U.S. Senator Claire McCaskill of Missouri says she will spend much of the August congressional recess talking about the farm bill, which is hung up in a legislative impasse.
Hopes are dim for compromise on the legislation after the Senate approved a five-year plan regulating farm programs and food stamps, but the House signed off on a bill dealing only with farm programs. McCaskill says Republican efforts to make sharp cuts to the food stamp program are holding up the farm bill, which she says is unfair to farmers in Missouri.
Millions of consumers have an error on their credit report. In response, Democratic Senator Claire McCaskill of Missouri held a hearing Tuesday on the consumer report industry.
One out of every five consumers has an error on at least one of their major credit reports, according to a study released a few months ago by the Federal Trade Commission. Those errors can cause consumers to pay more or be denied credit or housing.
Todd Akin isn't ruling out a political comeback, nearly six months after losing Missouri's U.S. Senate race amid widespread criticism of his comments about "legitimate rape."
Akin recently spoke to KSDK-TV in his first interview since losing the November election to Democratic incumbent Claire McCaskill. He said he's ready for a comeback, but hasn't decided if that will be in academia, public speaking, or even politics.
A new internet sales tax up for debate in the United States Senate could affect Missouri businesses. The Marketplace Fairness Act would allow states to tax online transactions from stores without a physical presence in Missouri.
The contemporary history of U.S. Senate elections in Missouri is fascinating. It is filled with twists and turns, tragedy and farce. It is extraordinary how rich its arc is and how fabulous the alternative histories that emerge from it are.
Every year, politicians descend on the Missouri State Fair in Sedalia to attend the Governor’s Ham Breakfast and woo voters – and almost every year someone says something controversial. And this year was no exception.
Congressman Todd Akin, the GOP nominee for the U-S Senate, was talking with reporters about his opposition to spending hikes for food stamps and other programs in the federal Farm Bill when he was asked what he thought about school lunch programs:
Originally published on Wed August 15, 2012 5:20 pm
In the high-profile race for U.S. Senate in Missouri, incumbent Democrat Claire McCaskill is seizing on this year’s drought to win support among rural voters.
Speaking at the historic Soulard Farmers Market, Senator McCaskill laid in to her opponent in the November election—Republican Congressman Todd Akin—for his opposition the Senate version of the federal farm bill, which includes disaster assistance for farmers reeling from this year’s record drought.
Were it not for Republicans like Todd Akin, McCaskill says that relief would be on its way to farmers and ranchers.
Originally published on Thu August 9, 2012 5:17 pm
U.S. Senator Claire McCaskill says she's "relieved" to not have to face wealthy businessman John Brunner in her fight to keep her Senate seat.
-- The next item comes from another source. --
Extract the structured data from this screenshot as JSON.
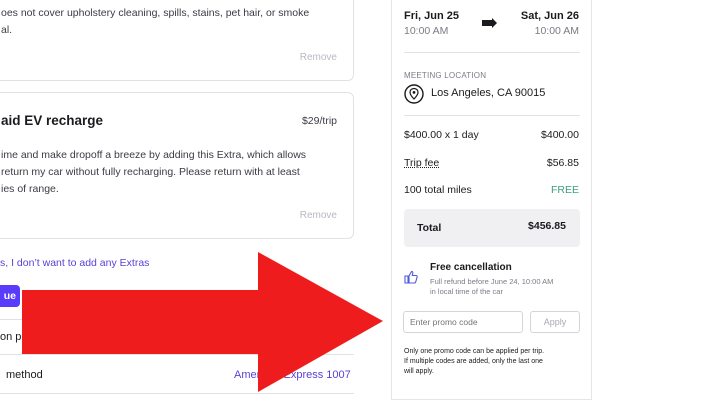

But she's still expecting to be outspent in the race against Todd Akin.
Yesterday was a day for people in some states to vote in primary elections. Kansas Republicans unseated some of their own lawmakers who were seen as too willing to cooperate with Democrats, and we'll have more on that in a moment.
RENEE MONTAGNE, HOST:
We'll also report on a primary vote that affects this fall's contest to control the Senate. Democrats hold an advantage in the Senate now. Republicans have many opportunities to gain seats or even win control.
Democratic Sen. Claire McCaskill garnered some unwanted attention last year when she paid about $320,000 in overdue taxes and penalties on an airplane. As it turns out, her three leading Republican opponents also have paid penalties for late taxes.
The U.S. Senate passed a new half-trillion dollar farm bill today, funding programs from farm subsidies to food stamps for the next five years. Both of Missouri's senators voted yes on the bipartisan bill.